* What to produce *
The answer must be every line of the records in which the string "神仙计划" appears.

* Source data *
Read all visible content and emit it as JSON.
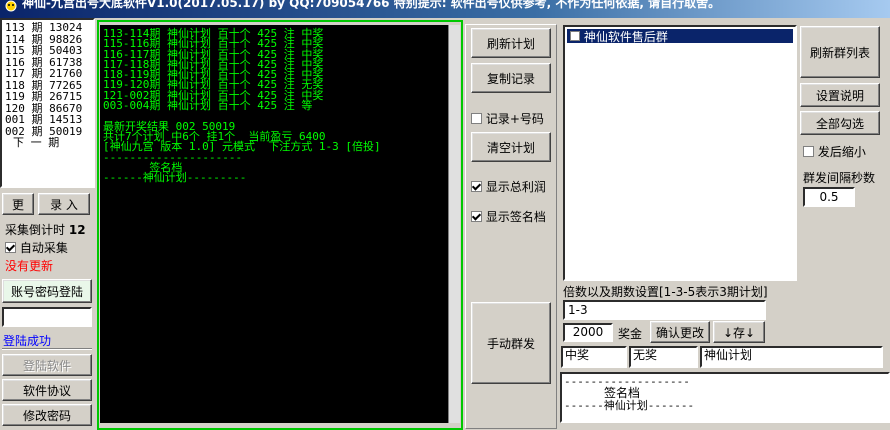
{
  "window": {
    "title": "神仙-九宫出号大底软件V1.0(2017.05.17)  by QQ:709054766 特别提示: 软件出号仅供参考, 不作为任何依据, 请自行取舍。"
  },
  "issue_list": {
    "rows": [
      "113 期 13024",
      "114 期 98826",
      "115 期 50403",
      "116 期 61738",
      "117 期 21760",
      "118 期 77265",
      "119 期 26715",
      "120 期 86670",
      "001 期 14513",
      "002 期 50019"
    ],
    "next": "下 一 期"
  },
  "left": {
    "update_label": "更",
    "enter_label": "录 入",
    "countdown_label": "采集倒计时",
    "countdown_value": "12",
    "auto_collect_label": "自动采集",
    "no_update": "没有更新",
    "login_button": "账号密码登陆",
    "login_status": "登陆成功",
    "login_software": "登陆软件",
    "software_agreement": "软件协议",
    "change_password": "修改密码"
  },
  "console": {
    "lines": [
      "113-114期 神仙计划 百十个 425 注 中奖",
      "115-116期 神仙计划 百十个 425 注 中奖",
      "116-117期 神仙计划 百十个 425 注 中奖",
      "117-118期 神仙计划 百十个 425 注 中奖",
      "118-119期 神仙计划 百十个 425 注 中奖",
      "119-120期 神仙计划 百十个 425 注 无奖",
      "121-002期 神仙计划 百十个 425 注 中奖",
      "003-004期 神仙计划 百十个 425 注 等",
      "",
      "最新开奖结果 002 50019",
      "共计7个计划 中6个 挂1个  当前盈亏 6400",
      "[神仙九宫 版本 1.0] 元模式  下注方式 1-3 [倍投]",
      "---------------------",
      "       签名档",
      "------神仙计划---------"
    ]
  },
  "middle": {
    "refresh_plan": "刷新计划",
    "copy_record": "复制记录",
    "record_plus_number": "记录+号码",
    "clear_plan": "清空计划",
    "show_profit": "显示总利润",
    "show_signature": "显示签名档",
    "manual_send": "手动群发"
  },
  "groups": {
    "items": [
      "神仙软件售后群"
    ],
    "refresh_groups": "刷新群列表",
    "settings_help": "设置说明",
    "select_all": "全部勾选",
    "minimize_after_send": "发后缩小",
    "interval_label": "群发间隔秒数",
    "interval_value": "0.5"
  },
  "multiplier": {
    "label": "倍数以及期数设置[1-3-5表示3期计划]",
    "value": "1-3",
    "prize_value": "2000",
    "prize_label": "奖金",
    "confirm_change": "确认更改",
    "save_label": "↓存↓"
  },
  "results": {
    "win": "中奖",
    "nowin": "无奖",
    "plan_name": "神仙计划"
  },
  "signature": {
    "lines": [
      "-------------------",
      "签名档",
      "------神仙计划-------"
    ]
  },
  "colors": {
    "console_bg": "#000000",
    "console_text": "#00ff00",
    "error_red": "#ff0000",
    "success_blue": "#0000ff"
  }
}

* Task result *
      "113-114期 神仙计划 百十个 425 注 中奖",
      "115-116期 神仙计划 百十个 425 注 中奖",
      "116-117期 神仙计划 百十个 425 注 中奖",
      "117-118期 神仙计划 百十个 425 注 中奖",
      "118-119期 神仙计划 百十个 425 注 中奖",
      "119-120期 神仙计划 百十个 425 注 无奖",
      "121-002期 神仙计划 百十个 425 注 中奖",
      "003-004期 神仙计划 百十个 425 注 等",
      "------神仙计划---------"
    "plan_name": "神仙计划"
      "------神仙计划-------"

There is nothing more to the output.